### Your objective
Please print each entry below exactly as it reads.

(Dataset rows describing interfaces)
——————————
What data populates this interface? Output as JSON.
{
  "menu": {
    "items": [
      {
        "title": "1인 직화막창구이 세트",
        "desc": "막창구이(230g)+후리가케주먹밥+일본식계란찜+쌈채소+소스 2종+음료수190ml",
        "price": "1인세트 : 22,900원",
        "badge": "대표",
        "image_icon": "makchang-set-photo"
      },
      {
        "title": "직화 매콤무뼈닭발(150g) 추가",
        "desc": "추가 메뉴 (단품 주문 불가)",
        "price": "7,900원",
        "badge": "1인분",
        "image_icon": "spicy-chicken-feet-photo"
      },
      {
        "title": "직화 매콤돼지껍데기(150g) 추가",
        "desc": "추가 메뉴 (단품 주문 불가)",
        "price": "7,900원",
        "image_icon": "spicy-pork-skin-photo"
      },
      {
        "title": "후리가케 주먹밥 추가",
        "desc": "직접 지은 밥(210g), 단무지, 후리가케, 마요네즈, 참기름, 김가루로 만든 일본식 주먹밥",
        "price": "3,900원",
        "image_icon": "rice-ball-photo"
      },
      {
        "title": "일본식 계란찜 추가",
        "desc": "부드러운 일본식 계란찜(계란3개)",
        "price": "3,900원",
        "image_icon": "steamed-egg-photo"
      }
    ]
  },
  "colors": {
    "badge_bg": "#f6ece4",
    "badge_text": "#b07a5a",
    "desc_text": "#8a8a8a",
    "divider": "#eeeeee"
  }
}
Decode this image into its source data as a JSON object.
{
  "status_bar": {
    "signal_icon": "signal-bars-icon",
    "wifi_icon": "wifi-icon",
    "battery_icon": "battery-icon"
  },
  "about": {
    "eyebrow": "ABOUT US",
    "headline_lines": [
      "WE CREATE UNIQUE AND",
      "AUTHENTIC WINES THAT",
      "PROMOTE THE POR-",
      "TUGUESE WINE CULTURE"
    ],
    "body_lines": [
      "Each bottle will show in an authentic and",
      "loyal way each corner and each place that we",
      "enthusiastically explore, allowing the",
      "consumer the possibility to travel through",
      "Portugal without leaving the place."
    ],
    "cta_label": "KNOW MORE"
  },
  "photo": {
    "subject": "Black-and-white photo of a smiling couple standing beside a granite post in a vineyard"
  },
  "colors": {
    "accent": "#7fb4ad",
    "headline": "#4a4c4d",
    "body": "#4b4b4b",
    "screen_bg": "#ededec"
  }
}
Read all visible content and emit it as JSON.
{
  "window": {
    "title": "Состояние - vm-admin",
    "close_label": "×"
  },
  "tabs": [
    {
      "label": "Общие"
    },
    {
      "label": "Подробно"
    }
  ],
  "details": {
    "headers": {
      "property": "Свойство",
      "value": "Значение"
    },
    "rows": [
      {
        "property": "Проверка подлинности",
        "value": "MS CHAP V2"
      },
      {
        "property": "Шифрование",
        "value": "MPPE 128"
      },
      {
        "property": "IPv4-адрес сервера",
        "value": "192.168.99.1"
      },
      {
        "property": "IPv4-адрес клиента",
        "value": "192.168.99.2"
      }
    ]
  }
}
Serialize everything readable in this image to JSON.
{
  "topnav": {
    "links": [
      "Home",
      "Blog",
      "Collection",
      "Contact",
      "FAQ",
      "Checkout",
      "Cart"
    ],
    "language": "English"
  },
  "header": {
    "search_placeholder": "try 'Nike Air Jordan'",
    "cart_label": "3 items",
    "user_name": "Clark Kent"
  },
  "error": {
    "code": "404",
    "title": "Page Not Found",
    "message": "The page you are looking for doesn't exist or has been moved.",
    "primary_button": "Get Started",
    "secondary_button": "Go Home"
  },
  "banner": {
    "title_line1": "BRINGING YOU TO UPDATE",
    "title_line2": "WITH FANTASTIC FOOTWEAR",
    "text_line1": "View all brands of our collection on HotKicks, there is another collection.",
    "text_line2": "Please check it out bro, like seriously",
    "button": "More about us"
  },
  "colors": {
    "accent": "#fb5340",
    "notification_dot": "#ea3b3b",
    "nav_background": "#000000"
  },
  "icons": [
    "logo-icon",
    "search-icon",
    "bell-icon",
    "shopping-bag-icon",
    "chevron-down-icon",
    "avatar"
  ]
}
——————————
### Your response
What data populates this interface? Output as JSON.
{
  "menu": {
    "items": [
      {
        "title": "1인 직화막창구이 세트",
        "desc": "막창구이(230g)+후리가케주먹밥+일본식계란찜+쌈채소+소스 2종+음료수190ml",
        "price": "1인세트 : 22,900원",
        "badge": "대표",
        "image_icon": "makchang-set-photo"
      },
      {
        "title": "직화 매콤무뼈닭발(150g) 추가",
        "desc": "추가 메뉴 (단품 주문 불가)",
        "price": "7,900원",
        "badge": "1인분",
        "image_icon": "spicy-chicken-feet-photo"
      },
      {
        "title": "직화 매콤돼지껍데기(150g) 추가",
        "desc": "추가 메뉴 (단품 주문 불가)",
        "price": "7,900원",
        "image_icon": "spicy-pork-skin-photo"
      },
      {
        "title": "후리가케 주먹밥 추가",
        "desc": "직접 지은 밥(210g), 단무지, 후리가케, 마요네즈, 참기름, 김가루로 만든 일본식 주먹밥",
        "price": "3,900원",
        "image_icon": "rice-ball-photo"
      },
      {
        "title": "일본식 계란찜 추가",
        "desc": "부드러운 일본식 계란찜(계란3개)",
        "price": "3,900원",
        "image_icon": "steamed-egg-photo"
      }
    ]
  },
  "colors": {
    "badge_bg": "#f6ece4",
    "badge_text": "#b07a5a",
    "desc_text": "#8a8a8a",
    "divider": "#eeeeee"
  }
}
Decode this image into its source data as a JSON object.
{
  "status_bar": {
    "signal_icon": "signal-bars-icon",
    "wifi_icon": "wifi-icon",
    "battery_icon": "battery-icon"
  },
  "about": {
    "eyebrow": "ABOUT US",
    "headline_lines": [
      "WE CREATE UNIQUE AND",
      "AUTHENTIC WINES THAT",
      "PROMOTE THE POR-",
      "TUGUESE WINE CULTURE"
    ],
    "body_lines": [
      "Each bottle will show in an authentic and",
      "loyal way each corner and each place that we",
      "enthusiastically explore, allowing the",
      "consumer the possibility to travel through",
      "Portugal without leaving the place."
    ],
    "cta_label": "KNOW MORE"
  },
  "photo": {
    "subject": "Black-and-white photo of a smiling couple standing beside a granite post in a vineyard"
  },
  "colors": {
    "accent": "#7fb4ad",
    "headline": "#4a4c4d",
    "body": "#4b4b4b",
    "screen_bg": "#ededec"
  }
}
Read all visible content and emit it as JSON.
{
  "window": {
    "title": "Состояние - vm-admin",
    "close_label": "×"
  },
  "tabs": [
    {
      "label": "Общие"
    },
    {
      "label": "Подробно"
    }
  ],
  "details": {
    "headers": {
      "property": "Свойство",
      "value": "Значение"
    },
    "rows": [
      {
        "property": "Проверка подлинности",
        "value": "MS CHAP V2"
      },
      {
        "property": "Шифрование",
        "value": "MPPE 128"
      },
      {
        "property": "IPv4-адрес сервера",
        "value": "192.168.99.1"
      },
      {
        "property": "IPv4-адрес клиента",
        "value": "192.168.99.2"
      }
    ]
  }
}
Serialize everything readable in this image to JSON.
{
  "topnav": {
    "links": [
      "Home",
      "Blog",
      "Collection",
      "Contact",
      "FAQ",
      "Checkout",
      "Cart"
    ],
    "language": "English"
  },
  "header": {
    "search_placeholder": "try 'Nike Air Jordan'",
    "cart_label": "3 items",
    "user_name": "Clark Kent"
  },
  "error": {
    "code": "404",
    "title": "Page Not Found",
    "message": "The page you are looking for doesn't exist or has been moved.",
    "primary_button": "Get Started",
    "secondary_button": "Go Home"
  },
  "banner": {
    "title_line1": "BRINGING YOU TO UPDATE",
    "title_line2": "WITH FANTASTIC FOOTWEAR",
    "text_line1": "View all brands of our collection on HotKicks, there is another collection.",
    "text_line2": "Please check it out bro, like seriously",
    "button": "More about us"
  },
  "colors": {
    "accent": "#fb5340",
    "notification_dot": "#ea3b3b",
    "nav_background": "#000000"
  },
  "icons": [
    "logo-icon",
    "search-icon",
    "bell-icon",
    "shopping-bag-icon",
    "chevron-down-icon",
    "avatar"
  ]
}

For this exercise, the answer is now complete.